First-line treatment for prostate cancer and use of antidepressants

According to a recently reported study in the journal European Urology, men who received first-line surgery or radiation therapy for non-metastatic prostate cancer were significantly more likely to have taken an antidepressant 5 years later than comparable men who didn’t get such treatment. … READ MORE …

Now here’s a REALLY unsurprising piece of news!

A new report in the journal JAMA Oncology is said to have detailed “the psychological damage” that a cancer diagnosis “often leaves in its wake for patients.” … READ MORE …

ADT and the risk for depression

It will come as no great surprise to most readers of this blog that androgen deprivation therapy (ADT) used in the treatment of  men with progressive forms of prostate cancer comes with a significant risk for depression (as well as other effects on cognitive function). … READ MORE …

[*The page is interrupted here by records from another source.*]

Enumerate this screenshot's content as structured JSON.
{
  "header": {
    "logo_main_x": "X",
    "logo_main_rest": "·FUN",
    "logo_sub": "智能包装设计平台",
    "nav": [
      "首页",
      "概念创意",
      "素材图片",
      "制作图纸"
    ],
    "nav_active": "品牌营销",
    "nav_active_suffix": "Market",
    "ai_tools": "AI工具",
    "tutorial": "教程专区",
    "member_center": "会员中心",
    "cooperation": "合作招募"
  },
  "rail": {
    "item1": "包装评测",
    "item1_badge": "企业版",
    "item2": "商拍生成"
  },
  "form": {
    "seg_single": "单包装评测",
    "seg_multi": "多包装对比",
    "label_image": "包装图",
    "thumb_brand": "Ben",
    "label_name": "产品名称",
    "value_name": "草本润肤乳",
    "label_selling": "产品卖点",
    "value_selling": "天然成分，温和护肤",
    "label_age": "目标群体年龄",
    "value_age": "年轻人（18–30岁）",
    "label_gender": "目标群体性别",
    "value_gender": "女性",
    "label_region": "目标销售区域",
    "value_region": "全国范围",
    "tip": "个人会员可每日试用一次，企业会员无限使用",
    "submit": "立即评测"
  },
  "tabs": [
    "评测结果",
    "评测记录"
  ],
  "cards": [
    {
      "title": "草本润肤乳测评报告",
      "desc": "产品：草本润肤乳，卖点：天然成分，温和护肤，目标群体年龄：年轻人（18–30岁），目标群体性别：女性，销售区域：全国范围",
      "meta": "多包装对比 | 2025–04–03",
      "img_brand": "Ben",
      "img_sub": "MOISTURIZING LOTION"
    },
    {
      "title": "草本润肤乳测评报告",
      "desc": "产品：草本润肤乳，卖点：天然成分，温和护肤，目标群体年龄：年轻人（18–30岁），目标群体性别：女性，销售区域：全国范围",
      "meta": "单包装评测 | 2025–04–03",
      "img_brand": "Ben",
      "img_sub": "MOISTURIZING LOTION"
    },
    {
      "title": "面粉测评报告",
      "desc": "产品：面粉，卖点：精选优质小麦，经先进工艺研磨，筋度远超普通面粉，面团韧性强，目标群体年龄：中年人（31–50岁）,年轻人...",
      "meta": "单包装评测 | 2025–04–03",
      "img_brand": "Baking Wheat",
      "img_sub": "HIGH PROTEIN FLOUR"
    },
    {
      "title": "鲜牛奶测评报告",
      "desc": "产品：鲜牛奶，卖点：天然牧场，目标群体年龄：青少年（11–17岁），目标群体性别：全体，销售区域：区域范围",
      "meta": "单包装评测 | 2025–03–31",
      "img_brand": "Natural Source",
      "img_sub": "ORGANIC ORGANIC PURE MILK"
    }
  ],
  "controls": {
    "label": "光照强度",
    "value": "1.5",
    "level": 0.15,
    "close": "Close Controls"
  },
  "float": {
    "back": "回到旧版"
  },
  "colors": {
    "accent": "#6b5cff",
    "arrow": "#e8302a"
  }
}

If you’re already depressed, you may need help to make good decisions

In a rather less that surprising finding, a new paper in the Journal of Clinical Oncology reports that men with existing depressive disorders at the time of diagnosis with prostate cancer “are less likely to undergo definitive treatment and experience worse overall survival.” … READ MORE …

Clinical depression among prostate cancer patients: a 10-year analysis

The association of depression with a diagnosis of and subsequent treatment for prostate cancer is well appreciated, but the prevalence of that depression and the burden it places on men with prostate cancer over time has been less well documented. … READ MORE …

Psychiatric treatment among Swedish men with prostate cancer

A new paper in the European Journal of Cancer suggests that men with prostate cancer are at increased risk for depression, for post-traumatic stress disorder, and for use of antidepressant drugs compared to age-matched controls. … READ MORE …

Is ED a cause of depression in prostate cancer patients?

It is unlikely to come as any big surprise to the average prostate cancer patient who was potent before first-line therapy but has erectile dysfunction (ED) afterward that there might be an association between ED and depression after initial treatment for localized prostate cancer. … READ MORE …